Recently I took a walk down Queen Street West to my favorite record store, Kops Records. My mission? To find The Sonics on vinyl, and I was successful, going home with Here are the Sonics and Boom. And why these records, among the thousands stacked at Kops? Because I saw the Sonics live in Toronto, and I now I can’t live without them.
Fans of any and all new rock, punk, and grunge music owe a debt to the Sonics. The Tacoma, Washington natives are universally credited as the grandfathers of punk and garage music, and for good reason. Coming up in the same era as Jerry Lee Lewis, Johnny Cash and Little Richard, the Sonics took music to a dark, raw and powerful place that other bands and artists were afraid to venture to. Despite taking early retirement from the business in the seventies, the Sonics left a legacy spread by dedicated fans who shared their music for decades. After multiple shortlived reunions, 2007 saw the Sonics explode back onto the music scene for real, with two sold out shows in April, before going back into the studio to finally give fans what they were craving: new music, and soon after, a North American tour.
In late April the Sonics, now comprised of Jerry Roslie (keyboards/vocals) Larry Parypa (guitar/vocals); Rob Lind (saxophone/harp/vocals); Dusty Watson (drums/vocal) and Freddie Dennis (bass/vocals) took the stage in front of a huge crowd for a sold out appearance at Lee’s Palace, marking the band’s only Canadian appearance on this tour. Not to sound ageist, but I did go into this show wondering if, in their winter years, the Sonics would be able to put on the rockin’ show their music demands. Their latest record This is the Sonics sounds incredible, but that was recorded in a studio. Live, I thought, may be a very different story. But with an open mind and a heart full of hope, I walked into Lee’s Palace, to have that hope not only fulfilled but blown sky high in the best way possible.

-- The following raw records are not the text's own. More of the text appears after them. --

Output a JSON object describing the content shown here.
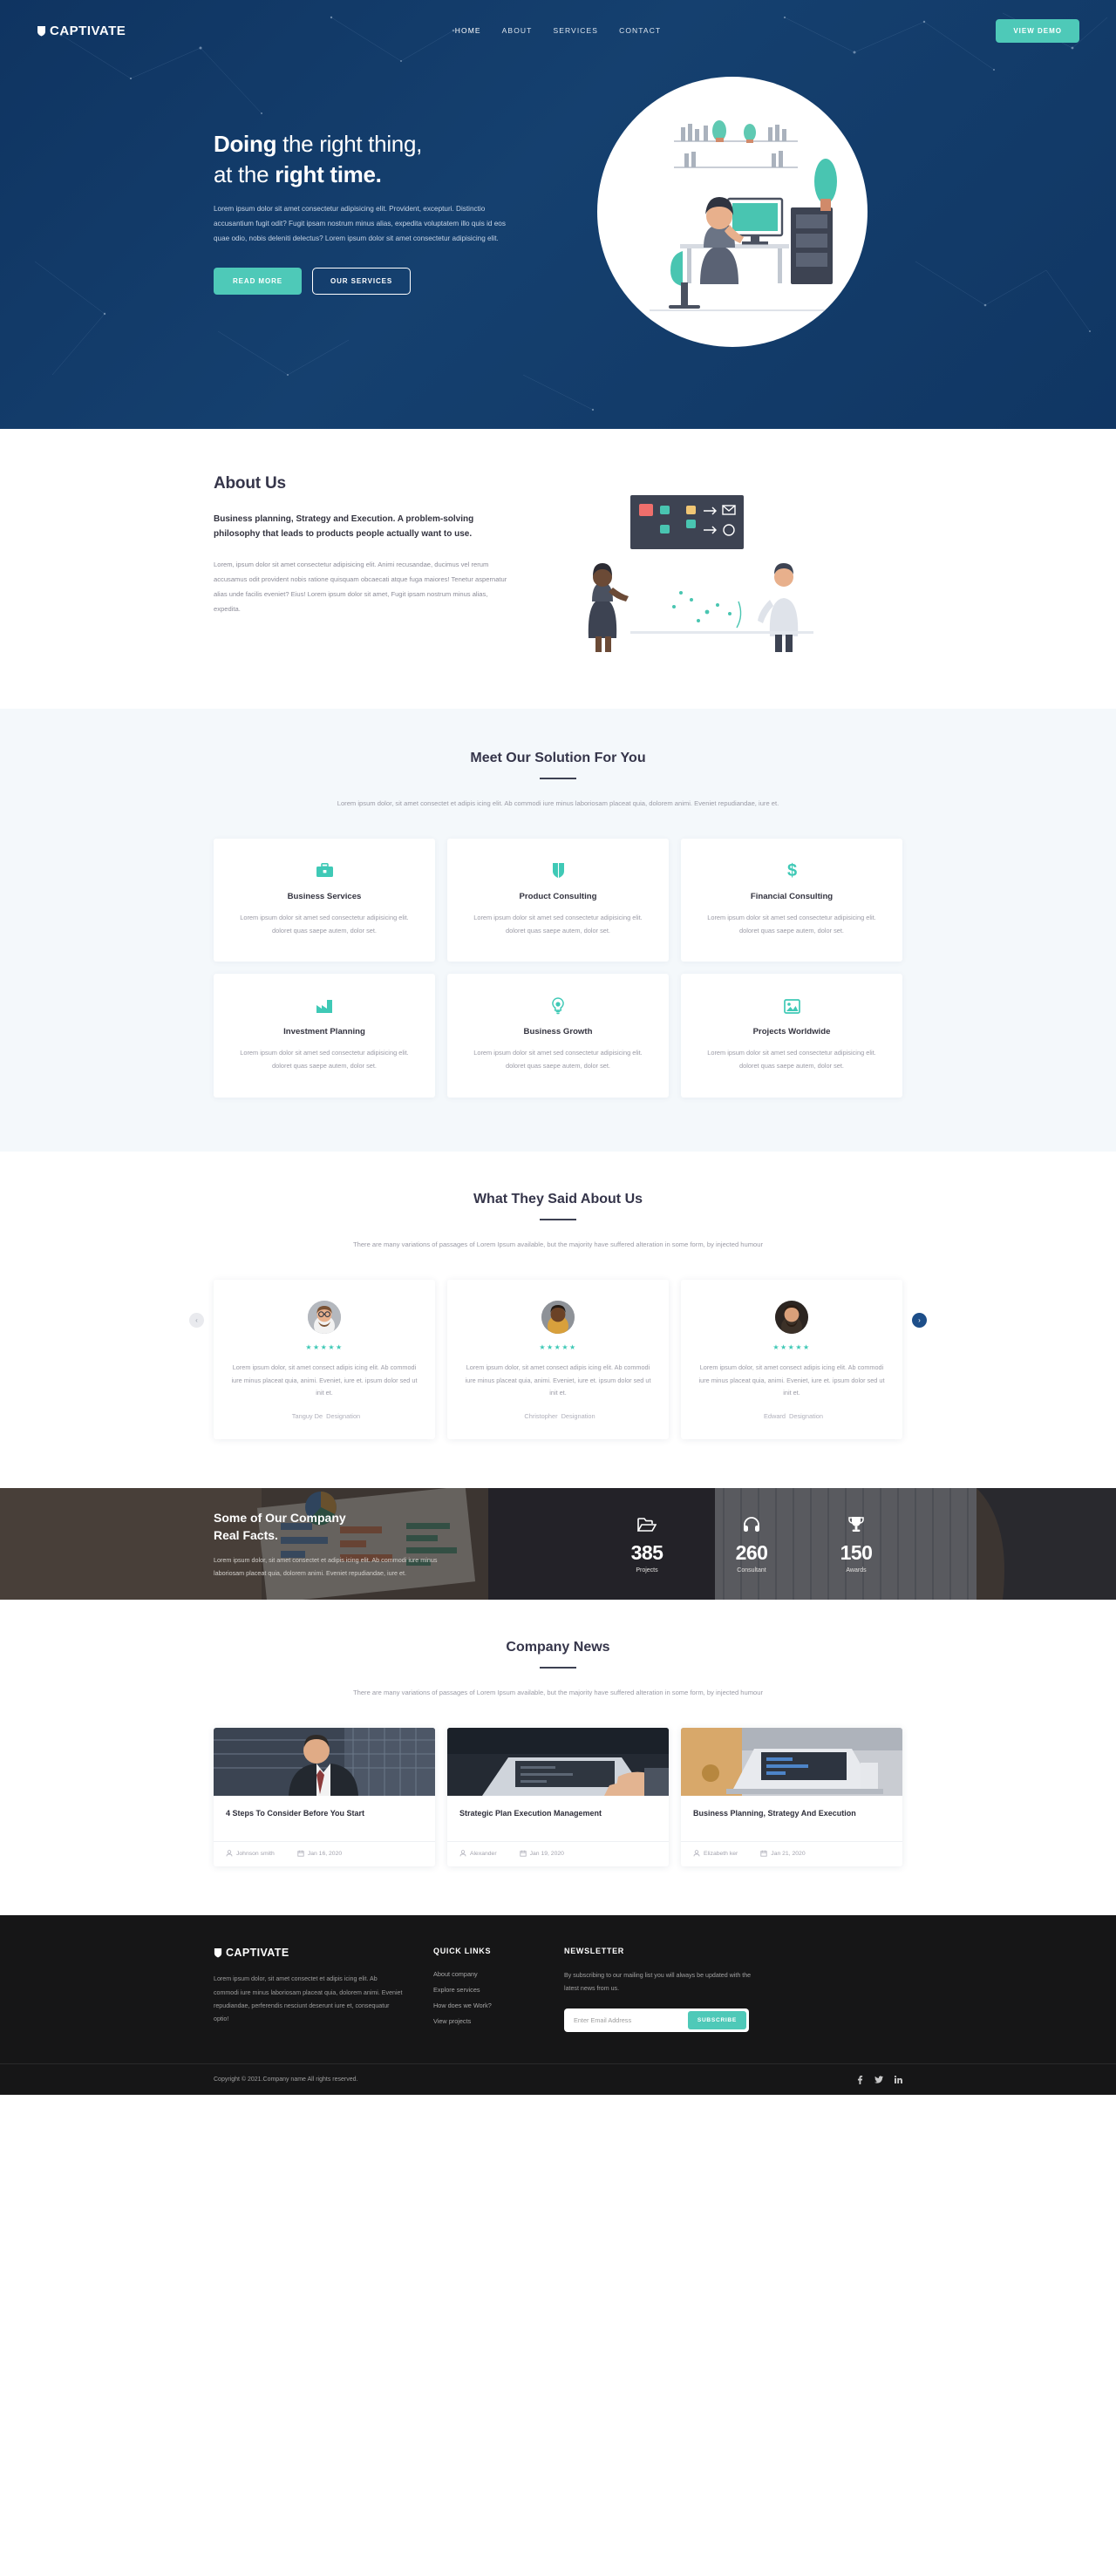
{
  "header": {
    "logo_text": "CAPTIVATE",
    "logo_icon": "shield-icon",
    "nav": [
      {
        "label": "HOME",
        "active": true
      },
      {
        "label": "ABOUT",
        "active": false
      },
      {
        "label": "SERVICES",
        "active": false
      },
      {
        "label": "CONTACT",
        "active": false
      }
    ],
    "cta_label": "VIEW DEMO",
    "accent_color": "#4ec9b8",
    "background_color": "#123a66"
  },
  "hero": {
    "title_line1_bold": "Doing",
    "title_line1_rest": " the right thing,",
    "title_line2_rest": "at the ",
    "title_line2_bold": "right time.",
    "paragraph": "Lorem ipsum dolor sit amet consectetur adipisicing elit. Provident, excepturi. Distinctio accusantium fugit odit? Fugit ipsam nostrum minus alias, expedita voluptatem illo quis id eos quae odio, nobis deleniti delectus? Lorem ipsum dolor sit amet consectetur adipisicing elit.",
    "primary_button": "READ MORE",
    "secondary_button": "OUR SERVICES",
    "illustration": "workspace-illustration"
  },
  "about": {
    "title": "About Us",
    "lead": "Business planning, Strategy and Execution. A problem-solving philosophy that leads to products people actually want to use.",
    "body": "Lorem, ipsum dolor sit amet consectetur adipisicing elit. Animi recusandae, ducimus vel rerum accusamus odit provident nobis ratione quisquam obcaecati atque fuga maiores! Tenetur aspernatur alias unde facilis eveniet? Eius! Lorem ipsum dolor sit amet, Fugit ipsam nostrum minus alias, expedita.",
    "illustration": "presentation-illustration"
  },
  "solutions": {
    "title": "Meet Our Solution For You",
    "subtitle": "Lorem ipsum dolor, sit amet consectet et adipis icing elit. Ab commodi iure minus laboriosam placeat quia, dolorem animi. Eveniet repudiandae, iure et.",
    "cards": [
      {
        "icon": "briefcase-icon",
        "title": "Business Services",
        "text": "Lorem ipsum dolor sit amet sed consectetur adipisicing elit. doloret quas saepe autem, dolor set."
      },
      {
        "icon": "shield-icon",
        "title": "Product Consulting",
        "text": "Lorem ipsum dolor sit amet sed consectetur adipisicing elit. doloret quas saepe autem, dolor set."
      },
      {
        "icon": "dollar-icon",
        "title": "Financial Consulting",
        "text": "Lorem ipsum dolor sit amet sed consectetur adipisicing elit. doloret quas saepe autem, dolor set."
      },
      {
        "icon": "factory-icon",
        "title": "Investment Planning",
        "text": "Lorem ipsum dolor sit amet sed consectetur adipisicing elit. doloret quas saepe autem, dolor set."
      },
      {
        "icon": "lightbulb-icon",
        "title": "Business Growth",
        "text": "Lorem ipsum dolor sit amet sed consectetur adipisicing elit. doloret quas saepe autem, dolor set."
      },
      {
        "icon": "image-icon",
        "title": "Projects Worldwide",
        "text": "Lorem ipsum dolor sit amet sed consectetur adipisicing elit. doloret quas saepe autem, dolor set."
      }
    ]
  },
  "testimonials": {
    "title": "What They Said About Us",
    "subtitle": "There are many variations of passages of Lorem Ipsum available, but the majority have suffered alteration in some form, by injected humour",
    "stars": "★★★★★",
    "prev_label": "‹",
    "next_label": "›",
    "items": [
      {
        "name": "Tanguy De",
        "designation": "Designation",
        "quote": "Lorem ipsum dolor, sit amet consect adipis icing elit. Ab commodi iure minus placeat quia, animi. Eveniet, iure et. ipsum dolor sed ut init et.",
        "avatar": "avatar-man-glasses"
      },
      {
        "name": "Christopher",
        "designation": "Designation",
        "quote": "Lorem ipsum dolor, sit amet consect adipis icing elit. Ab commodi iure minus placeat quia, animi. Eveniet, iure et. ipsum dolor sed ut init et.",
        "avatar": "avatar-man-dark"
      },
      {
        "name": "Edward",
        "designation": "Designation",
        "quote": "Lorem ipsum dolor, sit amet consect adipis icing elit. Ab commodi iure minus placeat quia, animi. Eveniet, iure et. ipsum dolor sed ut init et.",
        "avatar": "avatar-man-beard"
      }
    ]
  },
  "facts": {
    "title_line1": "Some of Our Company",
    "title_line2": "Real Facts.",
    "paragraph": "Lorem ipsum dolor, sit amet consectet et adipis icing elit. Ab commodi iure minus laboriosam placeat quia, dolorem animi. Eveniet repudiandae, iure et.",
    "stats": [
      {
        "icon": "folder-icon",
        "value": "385",
        "label": "Projects"
      },
      {
        "icon": "headphones-icon",
        "value": "260",
        "label": "Consultant"
      },
      {
        "icon": "trophy-icon",
        "value": "150",
        "label": "Awards"
      }
    ]
  },
  "news": {
    "title": "Company News",
    "subtitle": "There are many variations of passages of Lorem Ipsum available, but the majority have suffered alteration in some form, by injected humour",
    "items": [
      {
        "title": "4 Steps To Consider Before You Start",
        "author": "Johnson smith",
        "date": "Jan 16, 2020",
        "thumb": "businessman-photo"
      },
      {
        "title": "Strategic Plan Execution Management",
        "author": "Alexander",
        "date": "Jan 19, 2020",
        "thumb": "laptop-hands-photo"
      },
      {
        "title": "Business Planning, Strategy And Execution",
        "author": "Elizabeth ker",
        "date": "Jan 21, 2020",
        "thumb": "laptop-desk-photo"
      }
    ]
  },
  "footer": {
    "logo_text": "CAPTIVATE",
    "about": "Lorem ipsum dolor, sit amet consectet et adipis icing elit. Ab commodi iure minus laboriosam placeat quia, dolorem animi. Eveniet repudiandae, perferendis nesciunt deserunt iure et, consequatur optio!",
    "quick_links_title": "QUICK LINKS",
    "quick_links": [
      "About company",
      "Explore services",
      "How does we Work?",
      "View projects"
    ],
    "newsletter_title": "NEWSLETTER",
    "newsletter_text": "By subscribing to our mailing list you will always be updated with the latest news from us.",
    "email_placeholder": "Enter Email Address",
    "email_value": "",
    "subscribe_label": "SUBSCRIBE",
    "copyright": "Copyright © 2021.Company name All rights reserved.",
    "socials": [
      "facebook-icon",
      "twitter-icon",
      "linkedin-icon"
    ]
  }
}
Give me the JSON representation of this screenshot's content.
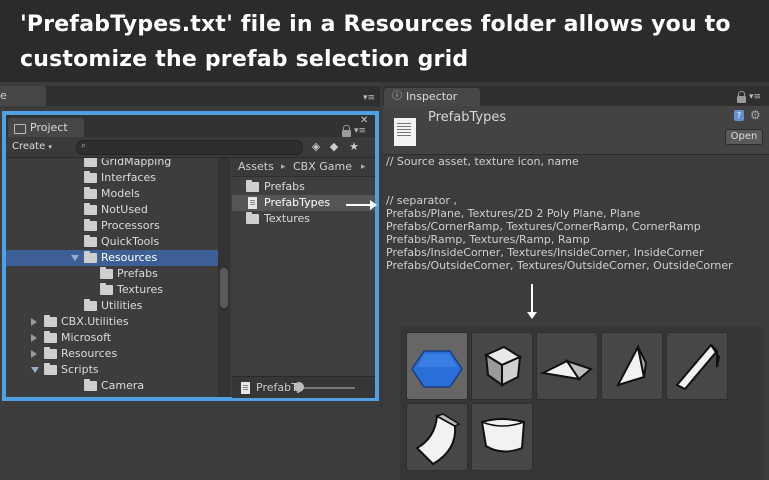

With the crowd warmed up by Toronto indie rock darlings (and one of my favorites) catl., the Sonics sauntered onto the stage, a pack of non-descript older gentleman rockin some pretty sweet vintage western shirts. Instruments in hand, the set opened with “Cinderella” and it was ON. To my and every other fan’s delight, the Sonics belted, pounded, thrashed and ROCKED every ounce of sound out every song they played, giving us all a stomp to our feet, a sway to our hips and a cheer in our voices. The set list spanned their wide discography, from vintage covers like “Have love will travel” and “Louie Louie” to originals like “Boss Hoss” and “Psycho”. But perhaps the most surprising and well received songs of the night were the gems from This is the Sonics. The fast paced beat of “Sugaree”, the brawny vocals behind “Look at little sister and the undeniable punk power of “The Hard Way” were just as hard hitting as the tunes they spun in the sixties. Closing their formidable set with their sinister signature single “The Witch”, their performance proved that while the band wasn’t going to be stage diving that night, musically the Sonics were as mighty as ever.
Thank you to my music loving friends from Montreal’s Bar Nesta for turning me onto the Sonics and forever renewing my faith in music old and young. If you’re ever anywhere near St. Laurent street, make sure to drop by and have a drink at one of my favorite bars in that French town. You’ll surely hear the Sonics playing at some point in the night too.